WHAT IS EXPECTED: Your answer should be an exact copy of every record.

RECORD EXCERPTS:

▼

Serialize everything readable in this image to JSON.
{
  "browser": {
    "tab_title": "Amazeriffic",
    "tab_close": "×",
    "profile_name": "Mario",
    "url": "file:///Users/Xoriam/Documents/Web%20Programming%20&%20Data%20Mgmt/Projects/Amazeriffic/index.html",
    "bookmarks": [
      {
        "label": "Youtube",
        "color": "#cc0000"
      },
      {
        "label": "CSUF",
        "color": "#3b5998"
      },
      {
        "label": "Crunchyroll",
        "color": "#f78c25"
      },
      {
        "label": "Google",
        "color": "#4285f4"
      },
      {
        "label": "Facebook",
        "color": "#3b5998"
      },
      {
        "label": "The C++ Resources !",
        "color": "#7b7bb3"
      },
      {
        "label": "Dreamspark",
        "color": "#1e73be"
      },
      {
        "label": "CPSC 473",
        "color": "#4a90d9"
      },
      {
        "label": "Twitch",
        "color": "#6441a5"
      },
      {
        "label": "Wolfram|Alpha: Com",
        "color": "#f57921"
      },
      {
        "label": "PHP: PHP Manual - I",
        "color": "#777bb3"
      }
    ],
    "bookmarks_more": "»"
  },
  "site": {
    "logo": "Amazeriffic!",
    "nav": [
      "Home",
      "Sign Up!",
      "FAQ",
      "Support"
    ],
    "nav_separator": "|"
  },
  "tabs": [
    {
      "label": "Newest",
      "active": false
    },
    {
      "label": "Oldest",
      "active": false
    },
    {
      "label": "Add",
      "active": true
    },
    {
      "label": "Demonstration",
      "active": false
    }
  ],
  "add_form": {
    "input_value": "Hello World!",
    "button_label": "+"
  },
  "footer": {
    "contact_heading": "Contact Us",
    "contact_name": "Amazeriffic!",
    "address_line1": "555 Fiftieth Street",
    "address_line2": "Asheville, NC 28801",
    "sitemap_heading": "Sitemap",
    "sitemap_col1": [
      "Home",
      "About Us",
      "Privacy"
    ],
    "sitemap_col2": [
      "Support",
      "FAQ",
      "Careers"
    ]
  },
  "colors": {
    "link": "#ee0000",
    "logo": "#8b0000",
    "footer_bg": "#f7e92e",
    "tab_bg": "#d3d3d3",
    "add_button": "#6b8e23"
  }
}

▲

FINISHED EXERCISE:
Serialize everything readable in this image to JSON.
{
  "browser": {
    "tab_title": "Amazeriffic",
    "tab_close": "×",
    "profile_name": "Mario",
    "url": "file:///Users/Xoriam/Documents/Web%20Programming%20&%20Data%20Mgmt/Projects/Amazeriffic/index.html",
    "bookmarks": [
      {
        "label": "Youtube",
        "color": "#cc0000"
      },
      {
        "label": "CSUF",
        "color": "#3b5998"
      },
      {
        "label": "Crunchyroll",
        "color": "#f78c25"
      },
      {
        "label": "Google",
        "color": "#4285f4"
      },
      {
        "label": "Facebook",
        "color": "#3b5998"
      },
      {
        "label": "The C++ Resources !",
        "color": "#7b7bb3"
      },
      {
        "label": "Dreamspark",
        "color": "#1e73be"
      },
      {
        "label": "CPSC 473",
        "color": "#4a90d9"
      },
      {
        "label": "Twitch",
        "color": "#6441a5"
      },
      {
        "label": "Wolfram|Alpha: Com",
        "color": "#f57921"
      },
      {
        "label": "PHP: PHP Manual - I",
        "color": "#777bb3"
      }
    ],
    "bookmarks_more": "»"
  },
  "site": {
    "logo": "Amazeriffic!",
    "nav": [
      "Home",
      "Sign Up!",
      "FAQ",
      "Support"
    ],
    "nav_separator": "|"
  },
  "tabs": [
    {
      "label": "Newest",
      "active": false
    },
    {
      "label": "Oldest",
      "active": false
    },
    {
      "label": "Add",
      "active": true
    },
    {
      "label": "Demonstration",
      "active": false
    }
  ],
  "add_form": {
    "input_value": "Hello World!",
    "button_label": "+"
  },
  "footer": {
    "contact_heading": "Contact Us",
    "contact_name": "Amazeriffic!",
    "address_line1": "555 Fiftieth Street",
    "address_line2": "Asheville, NC 28801",
    "sitemap_heading": "Sitemap",
    "sitemap_col1": [
      "Home",
      "About Us",
      "Privacy"
    ],
    "sitemap_col2": [
      "Support",
      "FAQ",
      "Careers"
    ]
  },
  "colors": {
    "link": "#ee0000",
    "logo": "#8b0000",
    "footer_bg": "#f7e92e",
    "tab_bg": "#d3d3d3",
    "add_button": "#6b8e23"
  }
}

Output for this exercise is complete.